Space adaptation syndrome (SAS), or space sickness, is a condition experienced by around half of astronauts and cosmonauts during adaptation to microgravity. It is related to motion sickness, as the vestibular system adapts to weightlessness.
Space sickness was effectively unknown during the earliest spaceflights, as these were undertaken in very cramped conditions; it seems to be aggravated by being able to freely move around, and so is more common in larger spacecraft. Around 60% of all Space Shuttle astronauts currently experience it on their first flight; the first case is now suspected to be Gherman Titov, in August, 1961 onboard Vostok 2, who reported dizziness and nausea. However, the first significant cases were in early Apollo flights; Frank Borman on Apollo 8 and Rusty Schweickart on Apollo 9. Both experienced identifiable and reasonably severe symptoms — in the latter case causing the mission plan to be modified.
As with motion sickness, symptoms can vary from mild nausea and disorientation, to vomiting and intense discomfort; headaches and nausea are often reported in varying degrees. About half of sufferers experience mild symptoms; only around 10% suffer severely. The most extreme reaction yet recorded was that felt by Senator Jake Garn in 1985 — after his flight, astronauts began using the "Garn scale"  to measure reactions to space sickness. In most cases, symptoms last from 2–4 days.
Modern motion-sickness medications can counter space sickness, but are rarely used — it is thought that having astronauts adapt over the first day or two is preferable to a medicated (and drowsy) state during a mission. However, transdermal dramamine anti-nausea patches are typically worn during launch and landing by NASA astronauts.
Mission-critical activities (especially EVA, during which vomiting could be fatal) are generally not scheduled for the first days of a mission, to allow crews to adapt to zero-g. Due to the danger posed by possible vomiting in an extravehicular suit, transdermal dramamine patches are also typically used during EVAs, as an additional backup measure.
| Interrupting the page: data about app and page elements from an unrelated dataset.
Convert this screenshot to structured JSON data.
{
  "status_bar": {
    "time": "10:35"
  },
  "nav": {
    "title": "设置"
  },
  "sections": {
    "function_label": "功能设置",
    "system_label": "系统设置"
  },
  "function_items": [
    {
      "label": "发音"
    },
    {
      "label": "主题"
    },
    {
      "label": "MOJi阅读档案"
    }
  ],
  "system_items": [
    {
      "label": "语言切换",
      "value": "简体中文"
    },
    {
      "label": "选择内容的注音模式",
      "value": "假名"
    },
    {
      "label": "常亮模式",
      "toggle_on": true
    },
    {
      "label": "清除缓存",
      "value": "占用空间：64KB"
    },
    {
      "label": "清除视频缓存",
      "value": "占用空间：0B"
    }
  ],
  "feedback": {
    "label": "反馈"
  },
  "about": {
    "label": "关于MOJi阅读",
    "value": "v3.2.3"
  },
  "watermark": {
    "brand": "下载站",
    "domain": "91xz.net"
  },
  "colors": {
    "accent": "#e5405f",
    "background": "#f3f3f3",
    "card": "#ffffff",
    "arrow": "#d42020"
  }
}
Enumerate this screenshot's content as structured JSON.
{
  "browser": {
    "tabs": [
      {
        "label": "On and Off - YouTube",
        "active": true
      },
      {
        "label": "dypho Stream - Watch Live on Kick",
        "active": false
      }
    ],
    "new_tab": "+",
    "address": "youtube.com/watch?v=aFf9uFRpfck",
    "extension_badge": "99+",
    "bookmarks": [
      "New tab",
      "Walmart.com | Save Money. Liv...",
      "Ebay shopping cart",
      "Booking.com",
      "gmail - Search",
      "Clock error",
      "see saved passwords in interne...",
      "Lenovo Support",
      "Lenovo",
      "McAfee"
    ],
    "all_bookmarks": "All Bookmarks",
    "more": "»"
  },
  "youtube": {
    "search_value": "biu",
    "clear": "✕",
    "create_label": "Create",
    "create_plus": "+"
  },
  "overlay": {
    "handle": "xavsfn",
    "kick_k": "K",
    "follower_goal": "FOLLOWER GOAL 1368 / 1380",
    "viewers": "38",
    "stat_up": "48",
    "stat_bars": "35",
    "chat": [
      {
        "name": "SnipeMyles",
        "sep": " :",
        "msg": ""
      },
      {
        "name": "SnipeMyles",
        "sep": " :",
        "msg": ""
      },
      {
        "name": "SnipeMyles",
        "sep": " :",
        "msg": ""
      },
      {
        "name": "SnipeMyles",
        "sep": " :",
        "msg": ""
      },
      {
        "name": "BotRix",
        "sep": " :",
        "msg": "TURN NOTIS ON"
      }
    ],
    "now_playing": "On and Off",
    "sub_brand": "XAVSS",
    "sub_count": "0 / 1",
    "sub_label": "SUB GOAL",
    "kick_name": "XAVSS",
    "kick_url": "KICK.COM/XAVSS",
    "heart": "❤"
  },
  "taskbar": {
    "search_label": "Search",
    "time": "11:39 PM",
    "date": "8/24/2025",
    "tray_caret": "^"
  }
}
|This article is licensed under the GNU Free Documentation License. It uses material from the Wikipedia article "Space_adaptation_syndrome". A list of authors is available in Wikipedia.|